In the USA in 1968 the copyright symbol had to be present on the actual print of a film (e.g. in the credits or title) in order to be covered by copyright law. NOTLD was originally called Night of the Flesh Eaters and this title appeared on the early prints of the film along with the copyright stamp. It was later changed by the distribution company because an earlier film had a similar name, but the copyright information was not put back onto the theatrical release prints leaving the film uncopyrighted and in the public domain. Though unfortunate for the filmmakers this has possibly contributed to the proliferation of the “zombie” genre and allowed others to freely use and build upon the original ideas from the film. Do you think copyright helps or hinders creativity?
THINGS TO THINK ABOUT:
Why do you think this film was such a success in the horror genre? Was it because a premise this frightful had never been brought to the screen before or was it skillful filmmaking?
The filmmakers insist that they were just trying to make a scary movie. Do you believe (like some critics) that the movie is actually trying to make a point about society? Think about when and where the film was made… consider events like the Cold War and the Civil Rights movement.
The Boat by Nam Le is a critically acclaimed book of short stories which won many awards including the Prime Minister’s Literary Award in 2009. The last story in the collection is about a girl who’s parents send her to Australia by boat after the fall of Saigon in 1975 at the end of the Vietnam War.

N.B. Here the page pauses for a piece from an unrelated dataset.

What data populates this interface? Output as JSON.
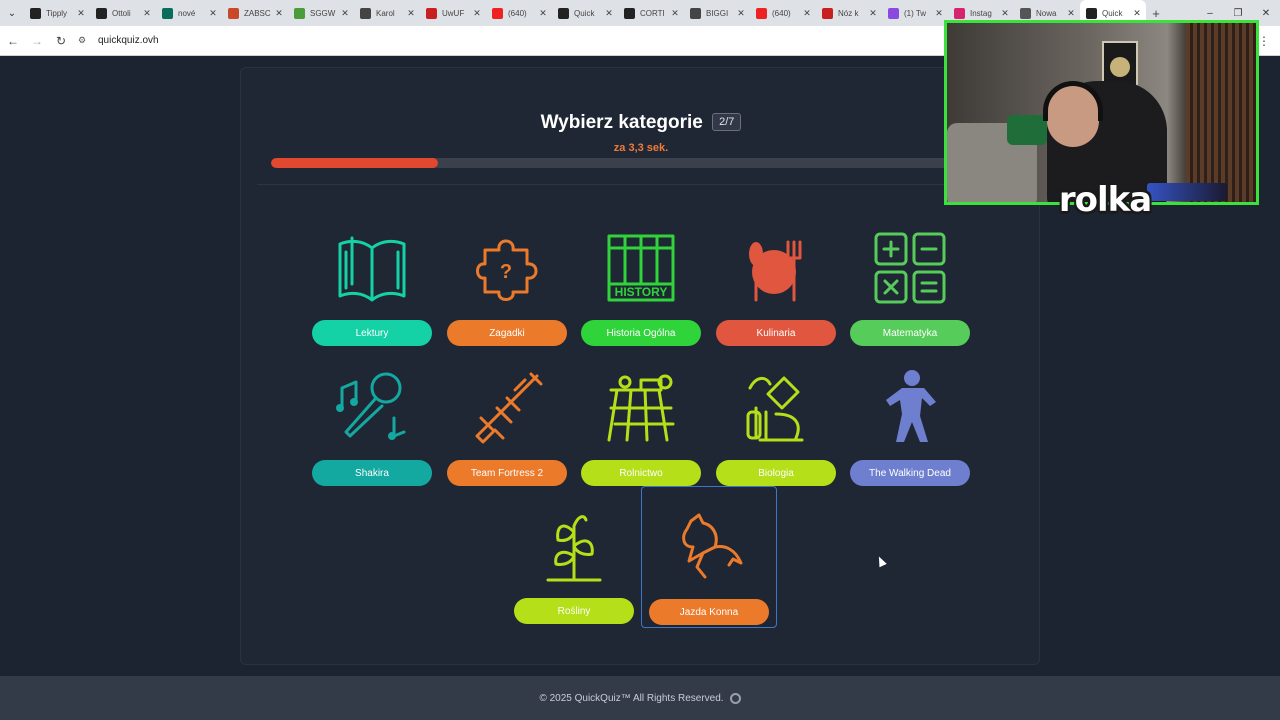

One of my favourite authors, Charles Yu, has a book of short stories called Sorry Please Thank You. In it is a story called Hero Absorbs Major Damagewhich follows a computer game hero and his band of warriors on their quest through 256 levels of battling orcs, eating chicken and negotiating love triangles. This was already an awesome and funny story, but it has been given +3 Awesome Points with a new re-telling on Electric Literature’s Recommended Reading site (they publish one short story a week online) where one of the characters (an elf named Fjoork) has annotated the text and given his perspective on the events once only narrated by the Hero. You need to click on the highlighted yellow text to get Fjoork’s sardonic commentary. This is a new form of digital storytelling with exciting possibilities. Check out the story with its annotations here. And don’t forget to read the editor’s note for a bit of info about the story and its use of the annotation software.